▸ WHAT THE TASK ASKS: Go line by line through the records and tally those that include "JSON". Respond with the tally only.

───── RAW DATA ─────

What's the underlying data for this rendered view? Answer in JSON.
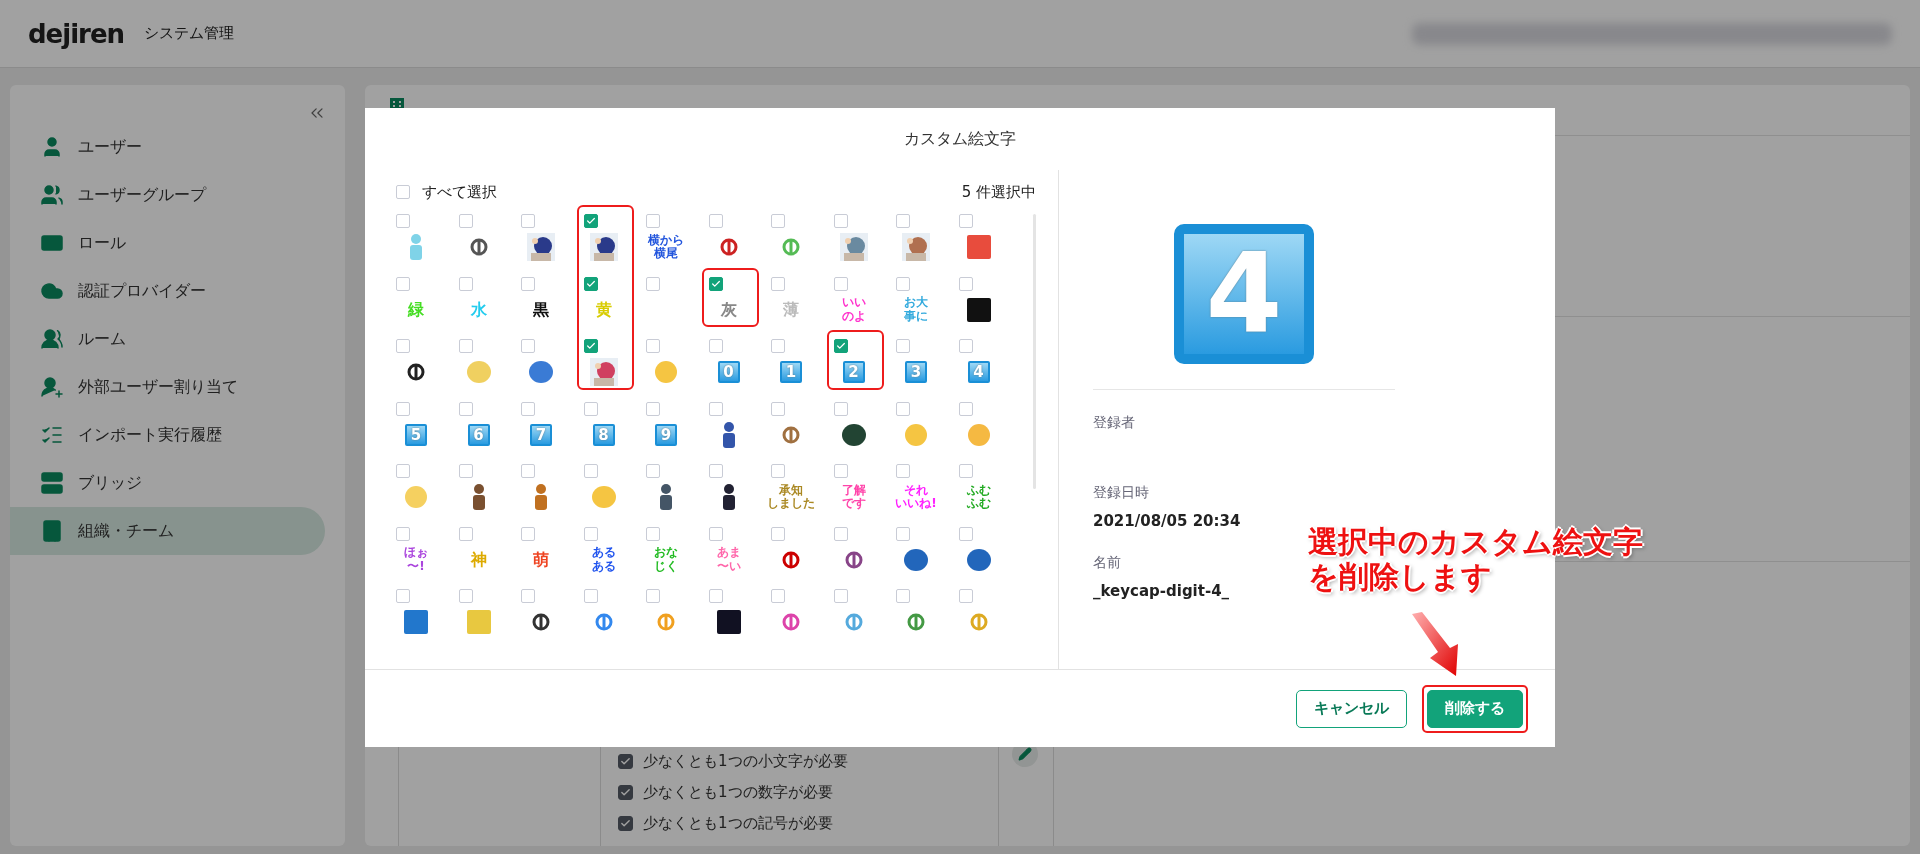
{
  "header": {
    "logo": "dejiren",
    "title": "システム管理"
  },
  "sidebar": {
    "items": [
      {
        "label": "ユーザー",
        "selected": false
      },
      {
        "label": "ユーザーグループ",
        "selected": false
      },
      {
        "label": "ロール",
        "selected": false
      },
      {
        "label": "認証プロバイダー",
        "selected": false
      },
      {
        "label": "ルーム",
        "selected": false
      },
      {
        "label": "外部ユーザー割り当て",
        "selected": false
      },
      {
        "label": "インポート実行履歴",
        "selected": false
      },
      {
        "label": "ブリッジ",
        "selected": false
      },
      {
        "label": "組織・チーム",
        "selected": true
      }
    ]
  },
  "policies": [
    {
      "label": "少なくとも1つの小文字が必要",
      "checked": true
    },
    {
      "label": "少なくとも1つの数字が必要",
      "checked": true
    },
    {
      "label": "少なくとも1つの記号が必要",
      "checked": true
    }
  ],
  "modal": {
    "title": "カスタム絵文字",
    "select_all": {
      "label": "すべて選択",
      "checked": false
    },
    "selection_count": "5 件選択中",
    "emojis": [
      {
        "kind": "figure",
        "color": "#7fd3e8",
        "checked": false
      },
      {
        "kind": "logo",
        "color": "#555555",
        "checked": false
      },
      {
        "kind": "picture",
        "color": "#2a3a8a",
        "checked": false
      },
      {
        "kind": "picture",
        "color": "#2a3a8a",
        "checked": true,
        "highlighted": true
      },
      {
        "kind": "text",
        "lines": [
          "横から",
          "横尾"
        ],
        "color": "#2255dd",
        "checked": false
      },
      {
        "kind": "logo",
        "color": "#cc2222",
        "checked": false
      },
      {
        "kind": "logo",
        "color": "#55bb55",
        "checked": false
      },
      {
        "kind": "picture",
        "color": "#6a8aa0",
        "checked": false
      },
      {
        "kind": "picture",
        "color": "#b07050",
        "checked": false
      },
      {
        "kind": "square",
        "color": "#e84c3d",
        "checked": false
      },
      {
        "kind": "text",
        "lines": [
          "緑"
        ],
        "color": "#44dd22",
        "checked": false
      },
      {
        "kind": "text",
        "lines": [
          "水"
        ],
        "color": "#22ccee",
        "checked": false
      },
      {
        "kind": "text",
        "lines": [
          "黒"
        ],
        "color": "#111111",
        "checked": false
      },
      {
        "kind": "text",
        "lines": [
          "黄"
        ],
        "color": "#d8cc00",
        "checked": true,
        "highlighted": true
      },
      {
        "checked": false
      },
      {
        "kind": "text",
        "lines": [
          "灰"
        ],
        "color": "#888888",
        "checked": true,
        "highlighted": true
      },
      {
        "kind": "text",
        "lines": [
          "薄"
        ],
        "color": "#bbbbbb",
        "checked": false
      },
      {
        "kind": "text",
        "lines": [
          "いい",
          "のよ"
        ],
        "color": "#ff33cc",
        "checked": false
      },
      {
        "kind": "text",
        "lines": [
          "お大",
          "事に"
        ],
        "color": "#33aadd",
        "checked": false
      },
      {
        "kind": "square",
        "color": "#111111",
        "checked": false
      },
      {
        "kind": "logo",
        "color": "#222222",
        "checked": false
      },
      {
        "kind": "blob",
        "color": "#f0d060",
        "checked": false
      },
      {
        "kind": "blob",
        "color": "#3a7bd5",
        "checked": false
      },
      {
        "kind": "picture",
        "color": "#d04060",
        "checked": true,
        "highlighted": true
      },
      {
        "kind": "face",
        "color": "#f5c542",
        "checked": false
      },
      {
        "kind": "keycap",
        "label": "0",
        "checked": false
      },
      {
        "kind": "keycap",
        "label": "1",
        "checked": false
      },
      {
        "kind": "keycap",
        "label": "2",
        "checked": true,
        "highlighted": true
      },
      {
        "kind": "keycap",
        "label": "3",
        "checked": false
      },
      {
        "kind": "keycap",
        "label": "4",
        "checked": false
      },
      {
        "kind": "keycap",
        "label": "5",
        "checked": false
      },
      {
        "kind": "keycap",
        "label": "6",
        "checked": false
      },
      {
        "kind": "keycap",
        "label": "7",
        "checked": false
      },
      {
        "kind": "keycap",
        "label": "8",
        "checked": false
      },
      {
        "kind": "keycap",
        "label": "9",
        "checked": false
      },
      {
        "kind": "figure",
        "color": "#3355aa",
        "checked": false
      },
      {
        "kind": "logo",
        "color": "#a07040",
        "checked": false
      },
      {
        "kind": "blob",
        "color": "#224433",
        "checked": false
      },
      {
        "kind": "face",
        "color": "#f5c542",
        "checked": false
      },
      {
        "kind": "face",
        "color": "#f5b942",
        "checked": false
      },
      {
        "kind": "face",
        "color": "#f5d060",
        "checked": false
      },
      {
        "kind": "figure",
        "color": "#7a5030",
        "checked": false
      },
      {
        "kind": "figure",
        "color": "#c07020",
        "checked": false
      },
      {
        "kind": "blob",
        "color": "#f5c542",
        "checked": false
      },
      {
        "kind": "figure",
        "color": "#445566",
        "checked": false
      },
      {
        "kind": "figure",
        "color": "#222233",
        "checked": false
      },
      {
        "kind": "text",
        "lines": [
          "承知",
          "しました"
        ],
        "color": "#aa8822",
        "checked": false
      },
      {
        "kind": "text",
        "lines": [
          "了解",
          "です"
        ],
        "color": "#ff44aa",
        "checked": false
      },
      {
        "kind": "text",
        "lines": [
          "それ",
          "いいね!"
        ],
        "color": "#ff22ff",
        "checked": false
      },
      {
        "kind": "text",
        "lines": [
          "ふむ",
          "ふむ"
        ],
        "color": "#22aa22",
        "checked": false
      },
      {
        "kind": "text",
        "lines": [
          "ほぉ",
          "〜!"
        ],
        "color": "#aa44dd",
        "checked": false
      },
      {
        "kind": "text",
        "lines": [
          "神"
        ],
        "color": "#ddaa00",
        "checked": false
      },
      {
        "kind": "text",
        "lines": [
          "萌"
        ],
        "color": "#ee4422",
        "checked": false
      },
      {
        "kind": "text",
        "lines": [
          "ある",
          "ある"
        ],
        "color": "#2255ee",
        "checked": false
      },
      {
        "kind": "text",
        "lines": [
          "おな",
          "じく"
        ],
        "color": "#22bb22",
        "checked": false
      },
      {
        "kind": "text",
        "lines": [
          "あま",
          "〜い"
        ],
        "color": "#ff66aa",
        "checked": false
      },
      {
        "kind": "logo",
        "color": "#cc0000",
        "checked": false
      },
      {
        "kind": "logo",
        "color": "#884488",
        "checked": false
      },
      {
        "kind": "blob",
        "color": "#2266bb",
        "checked": false
      },
      {
        "kind": "blob",
        "color": "#2266bb",
        "checked": false
      },
      {
        "kind": "square",
        "color": "#2277cc",
        "checked": false
      },
      {
        "kind": "square",
        "color": "#e8c840",
        "checked": false
      },
      {
        "kind": "logo",
        "color": "#333333",
        "checked": false
      },
      {
        "kind": "logo",
        "color": "#3388ee",
        "checked": false
      },
      {
        "kind": "logo",
        "color": "#f0a020",
        "checked": false
      },
      {
        "kind": "square",
        "color": "#111122",
        "checked": false
      },
      {
        "kind": "logo",
        "color": "#dd44aa",
        "checked": false
      },
      {
        "kind": "logo",
        "color": "#55aadd",
        "checked": false
      },
      {
        "kind": "logo",
        "color": "#449944",
        "checked": false
      },
      {
        "kind": "logo",
        "color": "#ddaa22",
        "checked": false
      }
    ],
    "preview": {
      "label": "4"
    },
    "details": [
      {
        "label": "登録者"
      },
      {
        "label": "登録日時",
        "value": "2021/08/05 20:34"
      },
      {
        "label": "名前",
        "value": "_keycap-digit-4_"
      }
    ],
    "buttons": [
      {
        "label": "キャンセル",
        "kind": "secondary",
        "highlighted": false
      },
      {
        "label": "削除する",
        "kind": "primary",
        "highlighted": true
      }
    ]
  },
  "annotation": {
    "lines": [
      "選択中のカスタム絵文字",
      "を削除します"
    ]
  }
}
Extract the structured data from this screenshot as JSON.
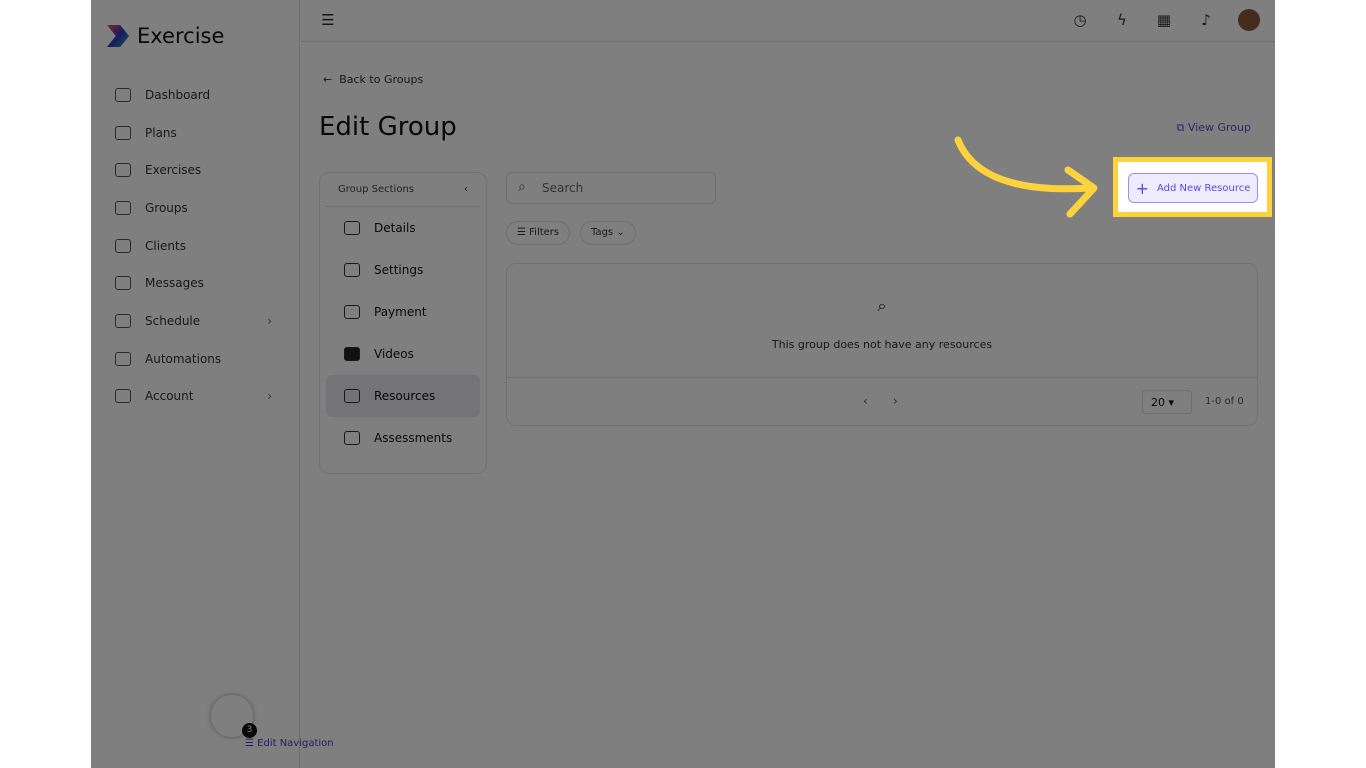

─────

▸ ANSWER SPACE: 2